“Water does not resist. Water flows. When you plunge your hand into it, all you feel is a caress. Water is not a solid wall, it does not stop you. But water always goes where it wants to go, and nothing in the end can stand against it...”
Margaret Atwood (The Penelopiad)
I'm at the lake. This morning, as the sun climbs above the horizon, I see that this will be a beautiful, sunny spring day. The lake is calm, trees in half-leaf, birds busily make nests and fuss to see who will find a mate. Martins skim the surface of the water for breakfast. Two houses down the beach, Canadian geese honk at a pair of Labrador retrievers who are madly swimming after them. In short, this is a beautiful place to be. I take in the scene, and know in every cell how very fortunate I am to be sitting on this sunny peninsula, surrounded by water, gazing at such an idyllic scene.

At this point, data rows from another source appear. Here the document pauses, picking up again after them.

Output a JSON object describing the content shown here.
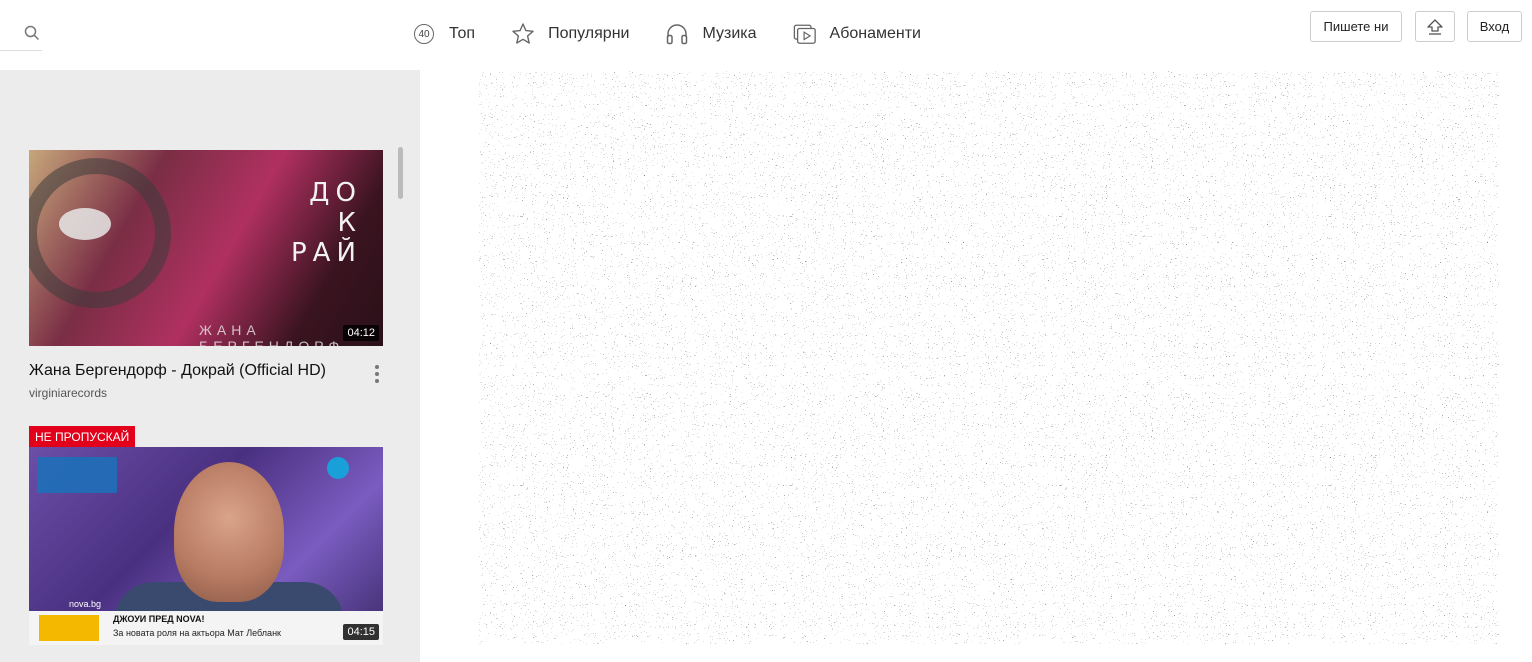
{
  "header": {
    "search_icon": "search-icon",
    "nav": [
      {
        "icon": "top40-badge-icon",
        "badge": "40",
        "label": "Топ"
      },
      {
        "icon": "star-icon",
        "label": "Популярни"
      },
      {
        "icon": "headphones-icon",
        "label": "Музика"
      },
      {
        "icon": "subscriptions-icon",
        "label": "Абонаменти"
      }
    ],
    "contact_label": "Пишете ни",
    "upload_icon": "upload-icon",
    "login_label": "Вход"
  },
  "sidebar": {
    "videos": [
      {
        "title": "Жана Бергендорф - Докрай (Official HD)",
        "channel": "virginiarecords",
        "duration": "04:12",
        "overlay_text": [
          "ДО",
          "К",
          "РАЙ"
        ],
        "overlay_artist": "ЖАНА БЕРГЕНДОРФ"
      },
      {
        "tag": "НЕ ПРОПУСКАЙ",
        "duration": "04:15",
        "headline": "ДЖОУИ ПРЕД NOVA!",
        "subline": "За новата роля на актьора Мат Лебланк",
        "site": "nova.bg"
      }
    ]
  },
  "colors": {
    "accent_red": "#e3001b",
    "sidebar_bg": "#ececec"
  }
}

When I am at lake's edge, the tug is strong to enter. The dogs cannot resist, even though the water is still cold. Some ancient part of me recognizes a primal home. Now our bodies carry the water that spawned life. More than half our body weight, depending on age and gender, is water—infants, 75-78%; average adults, 50-65%. We are more water than skin and bones.

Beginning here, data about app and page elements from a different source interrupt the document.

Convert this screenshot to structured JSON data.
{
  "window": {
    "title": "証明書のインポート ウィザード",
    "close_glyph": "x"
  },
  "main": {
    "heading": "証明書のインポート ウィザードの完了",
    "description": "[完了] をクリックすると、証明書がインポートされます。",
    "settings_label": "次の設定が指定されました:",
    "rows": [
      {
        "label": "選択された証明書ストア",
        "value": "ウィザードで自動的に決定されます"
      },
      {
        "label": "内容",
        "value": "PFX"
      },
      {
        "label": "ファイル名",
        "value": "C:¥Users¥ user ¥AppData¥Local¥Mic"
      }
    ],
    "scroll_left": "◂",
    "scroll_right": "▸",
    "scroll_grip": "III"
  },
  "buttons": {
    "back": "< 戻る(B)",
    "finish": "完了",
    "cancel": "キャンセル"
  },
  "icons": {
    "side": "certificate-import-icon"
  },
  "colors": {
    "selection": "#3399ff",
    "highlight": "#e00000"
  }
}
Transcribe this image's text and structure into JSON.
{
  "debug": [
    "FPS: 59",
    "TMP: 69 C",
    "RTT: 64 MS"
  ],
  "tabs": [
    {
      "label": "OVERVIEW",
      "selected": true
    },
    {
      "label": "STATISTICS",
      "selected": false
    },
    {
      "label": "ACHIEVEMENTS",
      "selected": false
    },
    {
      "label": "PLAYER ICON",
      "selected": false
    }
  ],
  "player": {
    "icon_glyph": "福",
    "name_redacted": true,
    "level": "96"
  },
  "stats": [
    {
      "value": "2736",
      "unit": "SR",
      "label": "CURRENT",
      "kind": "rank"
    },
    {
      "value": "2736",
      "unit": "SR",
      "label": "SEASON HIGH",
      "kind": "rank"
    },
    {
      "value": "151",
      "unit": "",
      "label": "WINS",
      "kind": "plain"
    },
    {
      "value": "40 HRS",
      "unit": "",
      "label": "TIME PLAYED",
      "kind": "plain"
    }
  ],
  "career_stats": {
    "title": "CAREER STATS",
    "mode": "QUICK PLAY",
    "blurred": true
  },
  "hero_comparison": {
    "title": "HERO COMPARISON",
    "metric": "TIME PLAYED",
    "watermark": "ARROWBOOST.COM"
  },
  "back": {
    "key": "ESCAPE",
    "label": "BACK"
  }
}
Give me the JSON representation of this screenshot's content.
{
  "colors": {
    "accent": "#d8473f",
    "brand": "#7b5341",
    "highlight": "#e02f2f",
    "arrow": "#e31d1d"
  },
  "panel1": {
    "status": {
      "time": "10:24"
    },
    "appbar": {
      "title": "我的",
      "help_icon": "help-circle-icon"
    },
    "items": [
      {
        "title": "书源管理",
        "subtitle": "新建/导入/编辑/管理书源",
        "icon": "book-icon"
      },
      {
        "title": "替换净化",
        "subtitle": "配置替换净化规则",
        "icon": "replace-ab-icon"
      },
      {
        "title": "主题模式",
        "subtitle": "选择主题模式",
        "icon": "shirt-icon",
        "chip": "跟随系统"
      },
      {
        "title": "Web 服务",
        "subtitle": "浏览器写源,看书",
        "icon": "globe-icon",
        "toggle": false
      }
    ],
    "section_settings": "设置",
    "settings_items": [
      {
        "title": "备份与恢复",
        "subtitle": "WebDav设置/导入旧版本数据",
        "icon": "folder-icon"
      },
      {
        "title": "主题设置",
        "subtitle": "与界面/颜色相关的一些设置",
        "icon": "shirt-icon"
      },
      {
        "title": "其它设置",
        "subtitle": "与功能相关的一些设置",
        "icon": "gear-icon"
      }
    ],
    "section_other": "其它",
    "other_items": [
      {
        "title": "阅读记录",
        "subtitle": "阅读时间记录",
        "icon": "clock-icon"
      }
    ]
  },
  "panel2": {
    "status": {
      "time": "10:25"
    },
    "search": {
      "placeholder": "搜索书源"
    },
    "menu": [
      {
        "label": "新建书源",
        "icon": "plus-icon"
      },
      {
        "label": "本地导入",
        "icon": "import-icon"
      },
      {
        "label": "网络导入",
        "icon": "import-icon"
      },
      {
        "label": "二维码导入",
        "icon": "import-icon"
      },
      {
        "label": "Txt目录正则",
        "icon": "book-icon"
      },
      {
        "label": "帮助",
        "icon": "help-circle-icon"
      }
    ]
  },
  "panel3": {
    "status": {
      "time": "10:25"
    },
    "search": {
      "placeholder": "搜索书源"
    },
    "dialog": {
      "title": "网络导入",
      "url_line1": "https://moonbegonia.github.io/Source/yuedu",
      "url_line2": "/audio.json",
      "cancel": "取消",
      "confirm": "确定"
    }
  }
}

Since we are made of it, we would do well to recognize some of the properties of water—how it does not resist, how it allows. It can be contained by great effort, but when it escapes, nothing can stop it. Water goes where it wants to go; it patiently wears away whatever is in its path. If it cannot go through an obstacle, it goes around. Water carved the Grand Canyon, created the ancient formations in Utah, and once upon a time, the Appalachian Mountains were sea floor. Water is one of the most powerful natural forces on Planet Earth. And you...well...you are filled with it. I hope you feel your power today.
In the Spirit,